Task requirements:
Only the lines containing "JSON" should appear in the answer, copied from the listing below.

+--

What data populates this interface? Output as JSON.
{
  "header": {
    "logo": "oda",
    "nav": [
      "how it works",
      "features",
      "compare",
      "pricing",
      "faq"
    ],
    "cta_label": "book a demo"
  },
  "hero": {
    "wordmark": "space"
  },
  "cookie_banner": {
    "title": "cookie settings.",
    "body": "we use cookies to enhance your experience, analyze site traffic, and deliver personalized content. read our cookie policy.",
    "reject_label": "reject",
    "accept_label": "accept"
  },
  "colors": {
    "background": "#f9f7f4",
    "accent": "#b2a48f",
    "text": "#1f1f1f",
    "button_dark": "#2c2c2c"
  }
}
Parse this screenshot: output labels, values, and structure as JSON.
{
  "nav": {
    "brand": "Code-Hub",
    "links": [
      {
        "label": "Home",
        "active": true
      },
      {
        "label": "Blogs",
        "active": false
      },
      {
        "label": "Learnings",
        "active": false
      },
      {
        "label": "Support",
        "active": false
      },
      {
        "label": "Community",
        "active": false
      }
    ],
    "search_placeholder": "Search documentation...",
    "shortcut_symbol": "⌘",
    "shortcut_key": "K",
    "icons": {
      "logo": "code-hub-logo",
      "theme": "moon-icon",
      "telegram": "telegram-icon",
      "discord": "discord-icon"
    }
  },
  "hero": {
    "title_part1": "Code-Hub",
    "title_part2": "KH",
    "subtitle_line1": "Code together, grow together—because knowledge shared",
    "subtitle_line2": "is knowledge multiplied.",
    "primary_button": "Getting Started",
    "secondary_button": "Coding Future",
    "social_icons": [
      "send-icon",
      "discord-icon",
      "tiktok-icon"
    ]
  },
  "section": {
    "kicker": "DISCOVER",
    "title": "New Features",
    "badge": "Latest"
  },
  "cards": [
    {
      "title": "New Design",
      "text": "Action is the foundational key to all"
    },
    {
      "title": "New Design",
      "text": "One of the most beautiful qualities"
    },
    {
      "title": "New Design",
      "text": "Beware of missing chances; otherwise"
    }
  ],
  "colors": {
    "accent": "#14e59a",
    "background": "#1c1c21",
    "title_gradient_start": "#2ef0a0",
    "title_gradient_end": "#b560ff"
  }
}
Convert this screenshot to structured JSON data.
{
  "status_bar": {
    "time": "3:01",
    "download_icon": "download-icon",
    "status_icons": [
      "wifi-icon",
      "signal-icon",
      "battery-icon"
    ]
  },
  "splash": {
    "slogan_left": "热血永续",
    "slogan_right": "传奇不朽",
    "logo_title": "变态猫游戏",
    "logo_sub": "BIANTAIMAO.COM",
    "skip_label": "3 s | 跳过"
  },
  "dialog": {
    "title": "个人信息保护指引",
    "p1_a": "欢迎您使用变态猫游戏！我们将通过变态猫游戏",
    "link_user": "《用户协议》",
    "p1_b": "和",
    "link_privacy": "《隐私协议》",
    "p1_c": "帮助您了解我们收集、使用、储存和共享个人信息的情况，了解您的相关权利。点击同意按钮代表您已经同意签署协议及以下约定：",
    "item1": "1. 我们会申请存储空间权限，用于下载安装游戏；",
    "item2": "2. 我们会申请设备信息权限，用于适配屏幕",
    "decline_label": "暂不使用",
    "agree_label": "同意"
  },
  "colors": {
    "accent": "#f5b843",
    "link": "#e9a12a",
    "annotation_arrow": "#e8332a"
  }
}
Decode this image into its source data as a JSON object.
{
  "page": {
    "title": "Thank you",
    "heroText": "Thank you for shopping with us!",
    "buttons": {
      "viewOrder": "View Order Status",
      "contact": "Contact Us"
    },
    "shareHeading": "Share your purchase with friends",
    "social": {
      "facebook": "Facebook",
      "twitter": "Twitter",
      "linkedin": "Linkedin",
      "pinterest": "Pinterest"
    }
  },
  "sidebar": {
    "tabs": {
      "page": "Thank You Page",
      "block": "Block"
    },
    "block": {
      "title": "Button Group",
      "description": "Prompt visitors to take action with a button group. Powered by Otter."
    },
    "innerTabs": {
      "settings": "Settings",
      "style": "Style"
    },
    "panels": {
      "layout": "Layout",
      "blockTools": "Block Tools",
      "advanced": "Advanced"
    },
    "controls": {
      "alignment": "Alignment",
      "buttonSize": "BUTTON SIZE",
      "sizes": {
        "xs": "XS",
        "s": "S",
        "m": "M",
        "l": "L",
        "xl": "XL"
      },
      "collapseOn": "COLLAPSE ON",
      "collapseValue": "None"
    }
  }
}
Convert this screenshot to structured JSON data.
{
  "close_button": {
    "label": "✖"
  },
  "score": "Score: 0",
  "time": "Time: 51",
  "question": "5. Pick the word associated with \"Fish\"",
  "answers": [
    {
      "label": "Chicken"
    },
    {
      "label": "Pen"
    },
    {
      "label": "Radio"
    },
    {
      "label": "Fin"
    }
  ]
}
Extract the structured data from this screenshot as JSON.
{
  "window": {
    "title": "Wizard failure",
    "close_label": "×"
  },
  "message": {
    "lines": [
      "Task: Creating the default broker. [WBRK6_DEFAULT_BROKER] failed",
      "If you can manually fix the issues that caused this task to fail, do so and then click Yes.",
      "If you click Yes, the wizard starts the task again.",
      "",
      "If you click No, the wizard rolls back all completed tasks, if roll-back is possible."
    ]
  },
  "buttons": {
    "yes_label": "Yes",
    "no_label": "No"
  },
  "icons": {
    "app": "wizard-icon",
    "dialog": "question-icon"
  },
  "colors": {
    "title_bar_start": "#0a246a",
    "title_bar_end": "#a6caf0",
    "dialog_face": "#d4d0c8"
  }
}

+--

Answer to this exercise:
What data populates this interface? Output as JSON.
Parse this screenshot: output labels, values, and structure as JSON.
Convert this screenshot to structured JSON data.
Decode this image into its source data as a JSON object.
Convert this screenshot to structured JSON data.
Extract the structured data from this screenshot as JSON.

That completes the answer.